## WORK INSTRUCTIONS
Which lines of the data contain the string "time"? Show each of them.
Start of THE INPUT
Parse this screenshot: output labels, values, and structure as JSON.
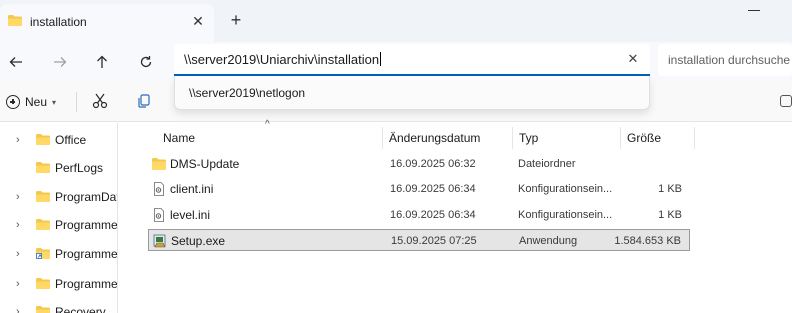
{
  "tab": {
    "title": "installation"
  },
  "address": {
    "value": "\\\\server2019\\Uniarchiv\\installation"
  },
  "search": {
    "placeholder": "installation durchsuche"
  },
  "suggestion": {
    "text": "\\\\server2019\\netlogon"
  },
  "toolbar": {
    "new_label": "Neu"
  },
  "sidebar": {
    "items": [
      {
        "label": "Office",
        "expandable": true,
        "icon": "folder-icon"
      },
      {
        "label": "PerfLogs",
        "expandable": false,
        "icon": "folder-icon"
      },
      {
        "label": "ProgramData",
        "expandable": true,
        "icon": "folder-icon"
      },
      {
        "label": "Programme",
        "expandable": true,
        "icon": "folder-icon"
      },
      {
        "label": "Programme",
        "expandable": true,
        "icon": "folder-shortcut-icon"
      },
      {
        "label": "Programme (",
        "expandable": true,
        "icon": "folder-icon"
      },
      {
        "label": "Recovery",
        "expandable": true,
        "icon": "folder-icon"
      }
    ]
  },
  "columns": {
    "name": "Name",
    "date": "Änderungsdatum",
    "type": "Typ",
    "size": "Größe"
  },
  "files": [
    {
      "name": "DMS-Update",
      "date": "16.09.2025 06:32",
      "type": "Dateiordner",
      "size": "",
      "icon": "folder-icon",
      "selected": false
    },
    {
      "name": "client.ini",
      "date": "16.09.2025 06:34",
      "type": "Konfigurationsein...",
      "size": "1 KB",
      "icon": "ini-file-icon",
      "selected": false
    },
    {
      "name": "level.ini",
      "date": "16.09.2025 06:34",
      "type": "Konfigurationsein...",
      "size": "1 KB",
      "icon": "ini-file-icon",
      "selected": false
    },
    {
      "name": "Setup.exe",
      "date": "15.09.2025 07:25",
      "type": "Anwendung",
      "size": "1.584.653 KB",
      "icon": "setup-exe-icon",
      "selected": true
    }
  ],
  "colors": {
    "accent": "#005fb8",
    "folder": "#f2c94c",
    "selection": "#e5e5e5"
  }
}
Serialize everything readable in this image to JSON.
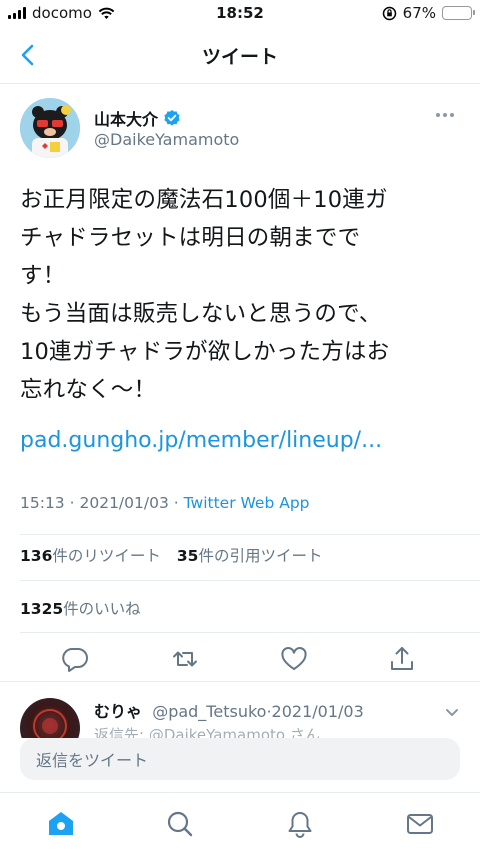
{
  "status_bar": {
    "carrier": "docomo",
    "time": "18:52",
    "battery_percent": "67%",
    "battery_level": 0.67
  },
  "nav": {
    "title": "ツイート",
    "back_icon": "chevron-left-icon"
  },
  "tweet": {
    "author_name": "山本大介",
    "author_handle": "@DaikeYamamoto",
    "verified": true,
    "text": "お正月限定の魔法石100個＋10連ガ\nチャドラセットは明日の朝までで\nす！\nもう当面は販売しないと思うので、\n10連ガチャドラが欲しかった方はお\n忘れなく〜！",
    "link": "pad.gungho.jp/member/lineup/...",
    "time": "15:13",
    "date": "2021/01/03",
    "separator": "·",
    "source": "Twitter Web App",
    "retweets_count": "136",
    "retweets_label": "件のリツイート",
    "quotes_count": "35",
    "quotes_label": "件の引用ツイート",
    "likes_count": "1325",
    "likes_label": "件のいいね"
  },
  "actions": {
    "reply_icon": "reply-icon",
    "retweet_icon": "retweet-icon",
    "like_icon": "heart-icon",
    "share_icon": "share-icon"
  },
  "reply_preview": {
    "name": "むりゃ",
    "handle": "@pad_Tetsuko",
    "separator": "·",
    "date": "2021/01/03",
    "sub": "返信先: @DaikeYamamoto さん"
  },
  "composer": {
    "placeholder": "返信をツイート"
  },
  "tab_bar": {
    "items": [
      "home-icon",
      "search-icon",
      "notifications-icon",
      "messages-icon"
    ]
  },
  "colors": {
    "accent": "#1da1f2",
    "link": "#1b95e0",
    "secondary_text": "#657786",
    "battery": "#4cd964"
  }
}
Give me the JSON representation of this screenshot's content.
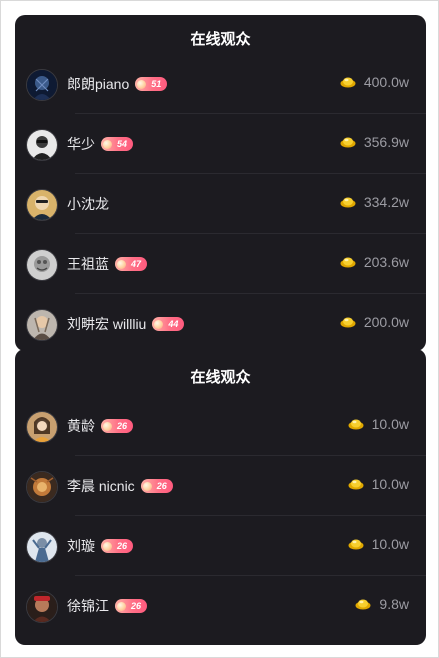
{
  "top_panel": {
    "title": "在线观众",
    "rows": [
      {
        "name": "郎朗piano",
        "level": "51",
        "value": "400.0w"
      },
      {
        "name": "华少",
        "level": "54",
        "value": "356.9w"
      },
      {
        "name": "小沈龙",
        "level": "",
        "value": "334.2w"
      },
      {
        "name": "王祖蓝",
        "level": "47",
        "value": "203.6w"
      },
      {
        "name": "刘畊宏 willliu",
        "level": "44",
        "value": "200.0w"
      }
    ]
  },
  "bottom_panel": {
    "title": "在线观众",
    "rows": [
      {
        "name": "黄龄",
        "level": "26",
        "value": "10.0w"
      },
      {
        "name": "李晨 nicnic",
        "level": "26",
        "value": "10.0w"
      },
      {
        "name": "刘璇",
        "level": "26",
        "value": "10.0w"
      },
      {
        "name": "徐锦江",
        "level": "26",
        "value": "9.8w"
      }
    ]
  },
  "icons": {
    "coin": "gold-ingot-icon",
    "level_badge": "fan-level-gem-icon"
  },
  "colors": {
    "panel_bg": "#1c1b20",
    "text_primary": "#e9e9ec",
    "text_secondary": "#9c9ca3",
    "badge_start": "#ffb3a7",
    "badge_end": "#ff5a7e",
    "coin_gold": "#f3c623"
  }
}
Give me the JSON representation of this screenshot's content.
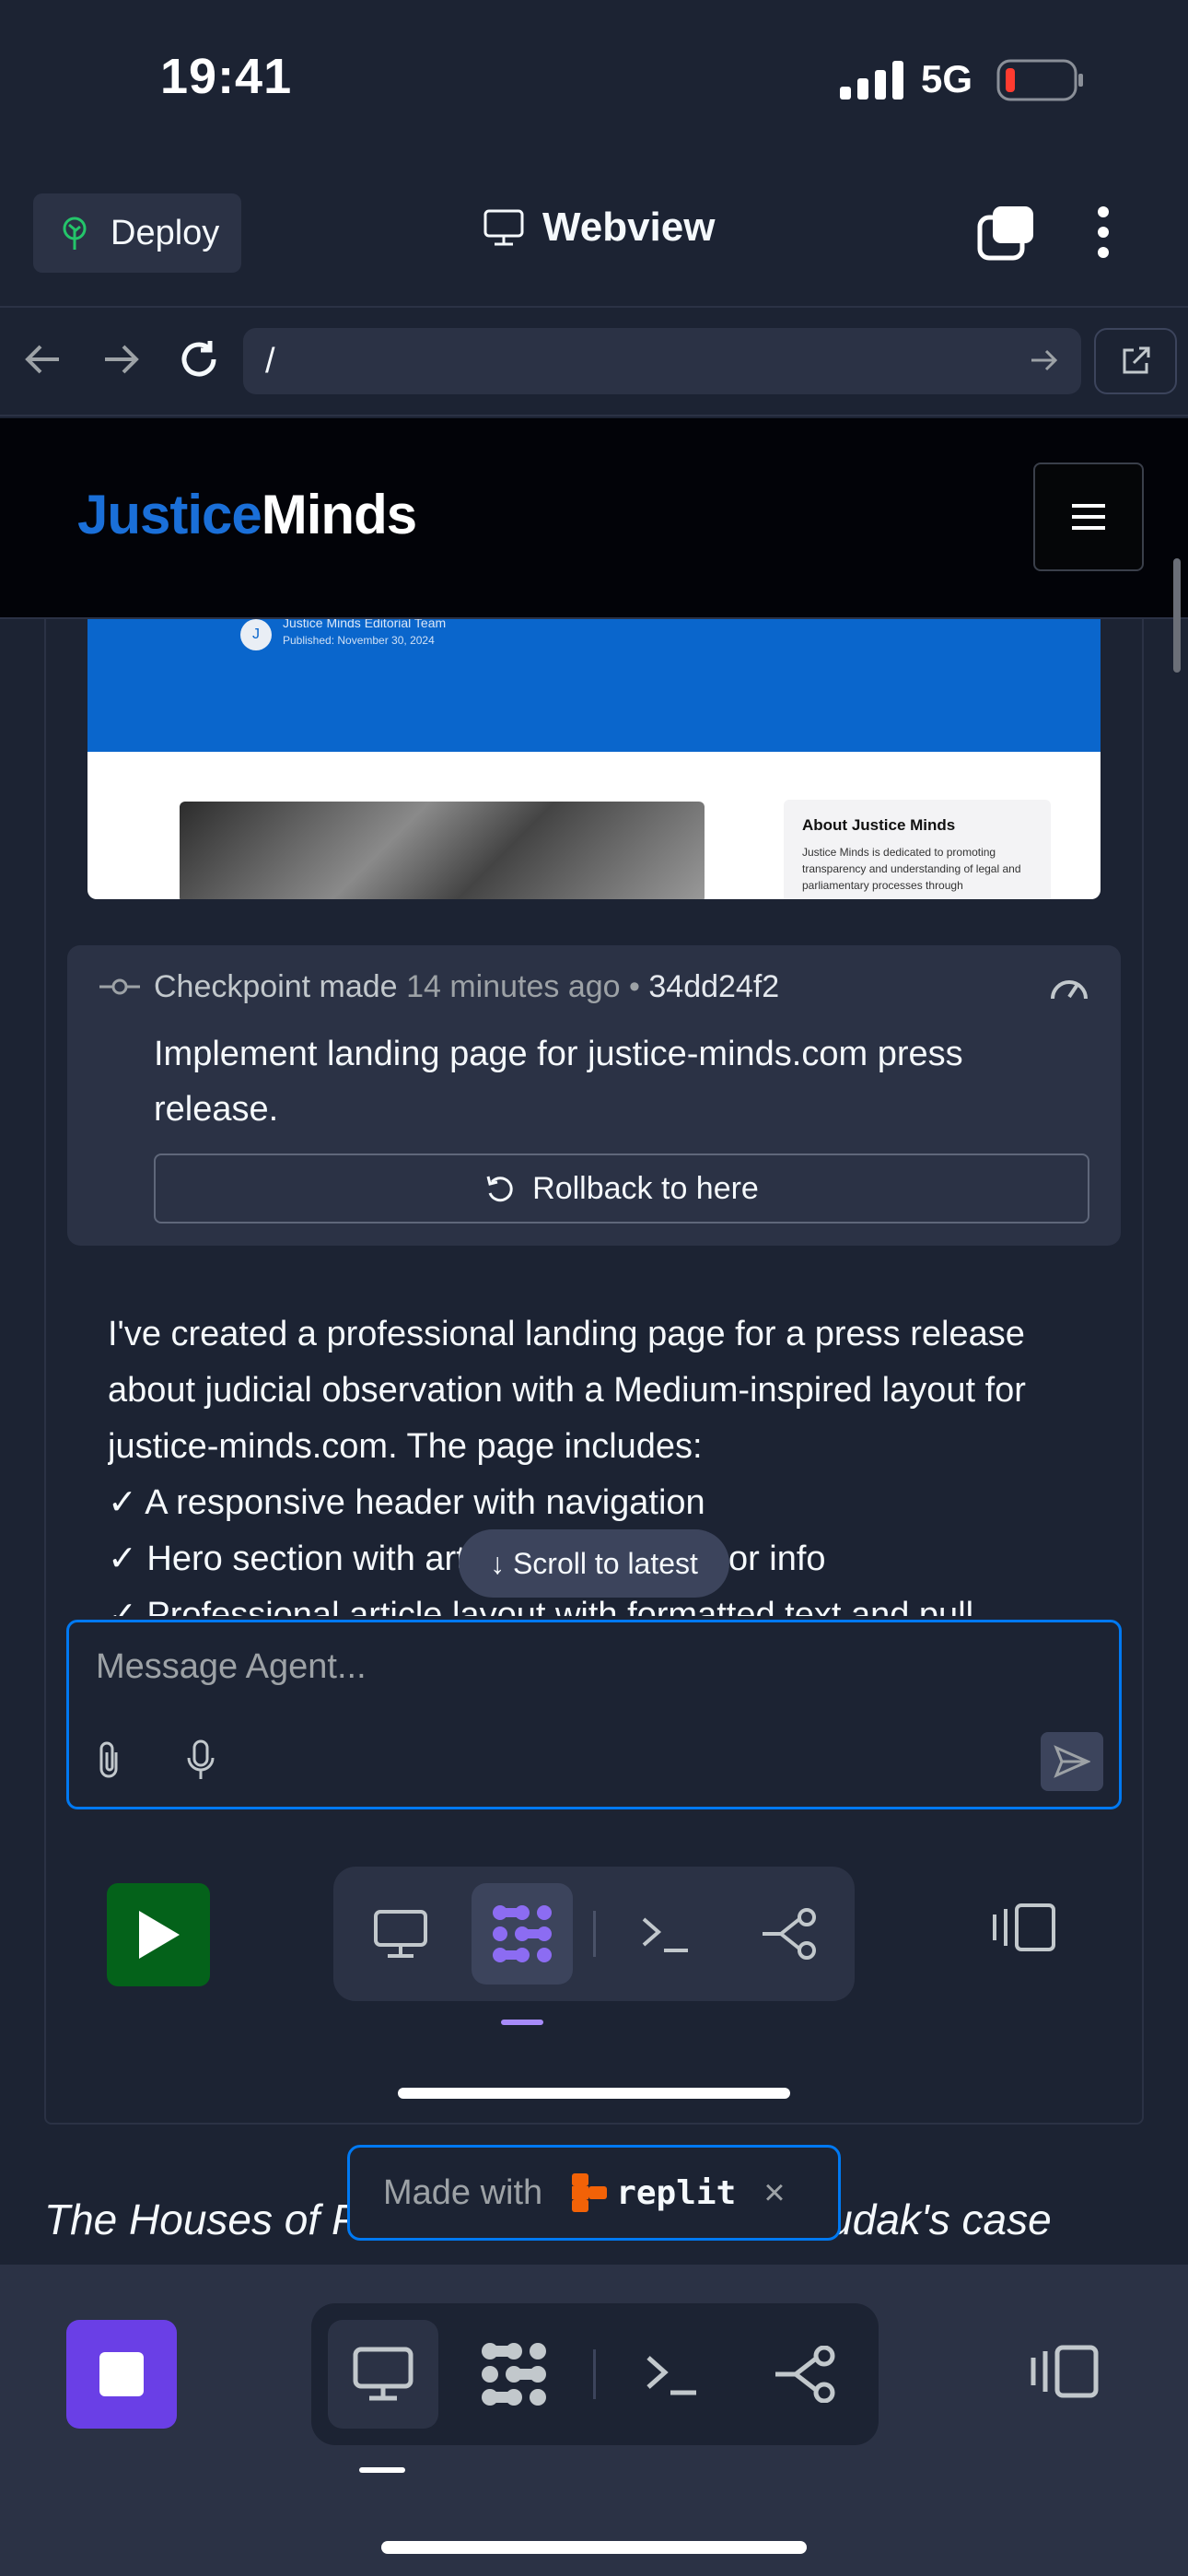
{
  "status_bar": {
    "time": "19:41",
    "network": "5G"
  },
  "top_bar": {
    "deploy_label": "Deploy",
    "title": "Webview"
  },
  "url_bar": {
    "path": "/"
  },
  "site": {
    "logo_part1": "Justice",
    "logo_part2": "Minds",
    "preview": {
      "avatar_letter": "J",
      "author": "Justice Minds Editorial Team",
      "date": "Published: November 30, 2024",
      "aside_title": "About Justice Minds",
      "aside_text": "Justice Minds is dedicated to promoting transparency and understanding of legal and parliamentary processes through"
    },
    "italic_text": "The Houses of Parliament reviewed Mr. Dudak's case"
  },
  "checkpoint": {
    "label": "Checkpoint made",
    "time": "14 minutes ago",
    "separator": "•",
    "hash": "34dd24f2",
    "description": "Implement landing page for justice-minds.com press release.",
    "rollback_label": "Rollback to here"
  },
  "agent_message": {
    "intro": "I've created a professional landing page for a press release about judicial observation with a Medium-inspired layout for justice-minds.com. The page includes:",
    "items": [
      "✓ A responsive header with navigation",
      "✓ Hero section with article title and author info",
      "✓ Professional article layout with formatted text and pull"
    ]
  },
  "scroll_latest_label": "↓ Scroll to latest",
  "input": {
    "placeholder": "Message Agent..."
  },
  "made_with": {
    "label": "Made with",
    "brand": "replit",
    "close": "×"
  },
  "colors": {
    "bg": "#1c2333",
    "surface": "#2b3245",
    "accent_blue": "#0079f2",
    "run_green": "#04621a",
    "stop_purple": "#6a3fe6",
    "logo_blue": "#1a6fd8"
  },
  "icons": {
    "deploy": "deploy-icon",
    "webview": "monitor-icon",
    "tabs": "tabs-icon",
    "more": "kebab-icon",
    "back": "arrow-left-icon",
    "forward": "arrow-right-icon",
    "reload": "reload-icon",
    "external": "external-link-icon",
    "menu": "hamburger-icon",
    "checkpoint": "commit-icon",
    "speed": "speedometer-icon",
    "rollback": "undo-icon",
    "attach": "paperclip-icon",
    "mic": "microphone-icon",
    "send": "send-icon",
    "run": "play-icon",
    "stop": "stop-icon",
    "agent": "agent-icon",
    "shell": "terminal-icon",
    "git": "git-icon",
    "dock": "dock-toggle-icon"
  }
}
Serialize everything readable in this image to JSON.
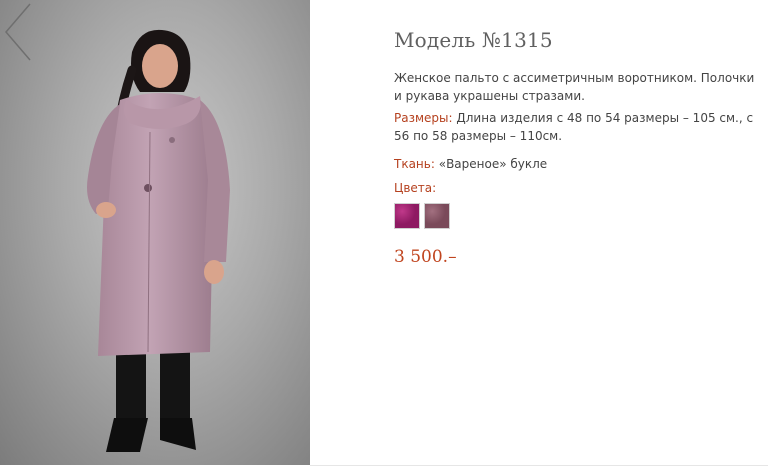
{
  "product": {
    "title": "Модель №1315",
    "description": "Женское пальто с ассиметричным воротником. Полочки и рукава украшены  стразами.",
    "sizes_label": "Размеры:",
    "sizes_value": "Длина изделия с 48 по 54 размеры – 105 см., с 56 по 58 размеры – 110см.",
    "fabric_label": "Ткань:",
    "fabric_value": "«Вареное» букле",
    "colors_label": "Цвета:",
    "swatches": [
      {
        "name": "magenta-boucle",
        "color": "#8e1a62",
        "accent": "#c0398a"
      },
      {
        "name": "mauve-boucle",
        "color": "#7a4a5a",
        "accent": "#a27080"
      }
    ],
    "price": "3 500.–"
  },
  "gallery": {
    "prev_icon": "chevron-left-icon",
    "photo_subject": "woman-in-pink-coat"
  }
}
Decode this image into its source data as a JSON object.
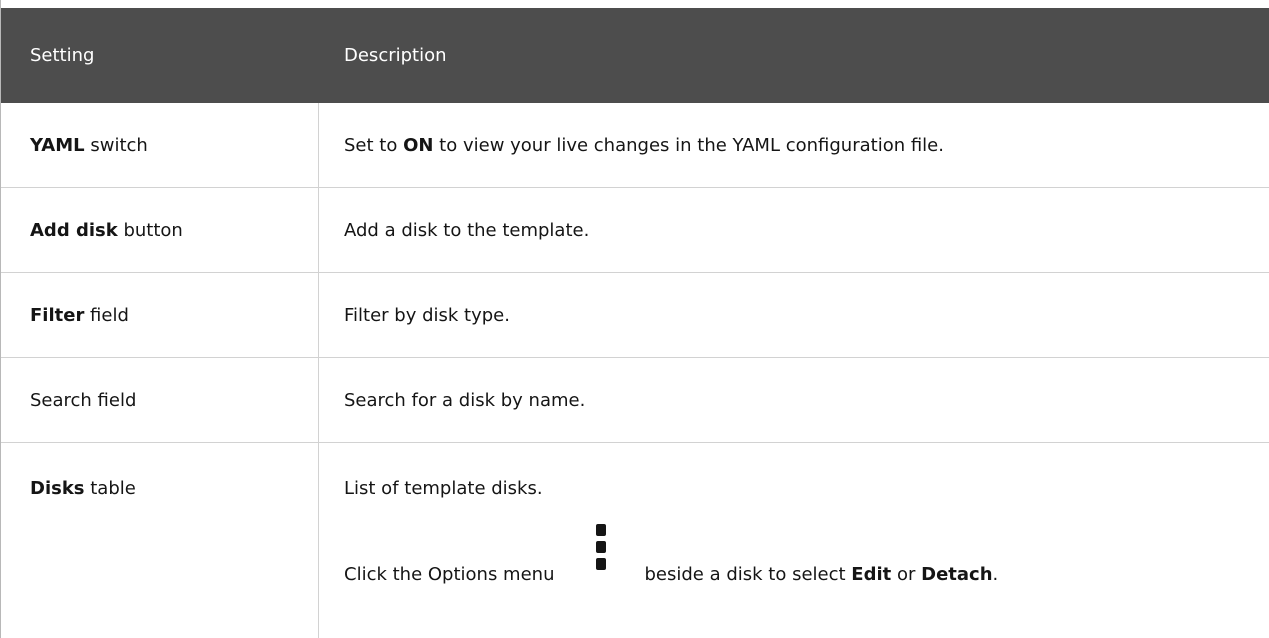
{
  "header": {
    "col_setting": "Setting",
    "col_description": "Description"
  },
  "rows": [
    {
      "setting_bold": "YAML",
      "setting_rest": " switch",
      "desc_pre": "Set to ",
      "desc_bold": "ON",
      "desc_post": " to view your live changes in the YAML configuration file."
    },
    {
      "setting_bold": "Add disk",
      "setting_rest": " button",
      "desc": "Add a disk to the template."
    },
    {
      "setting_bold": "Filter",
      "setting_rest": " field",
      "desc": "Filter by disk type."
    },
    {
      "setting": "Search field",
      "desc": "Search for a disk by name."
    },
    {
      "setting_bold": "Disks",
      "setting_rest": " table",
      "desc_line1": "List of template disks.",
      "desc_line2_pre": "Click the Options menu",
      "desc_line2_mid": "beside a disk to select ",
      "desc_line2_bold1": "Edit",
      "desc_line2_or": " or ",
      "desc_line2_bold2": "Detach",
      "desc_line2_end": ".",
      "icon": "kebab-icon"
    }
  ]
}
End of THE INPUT
## RESULT OF THE EXERCISE
    "time": "18:52",
    "time": "15:13",
    "time": "19:41",
    "time": "14 minutes ago",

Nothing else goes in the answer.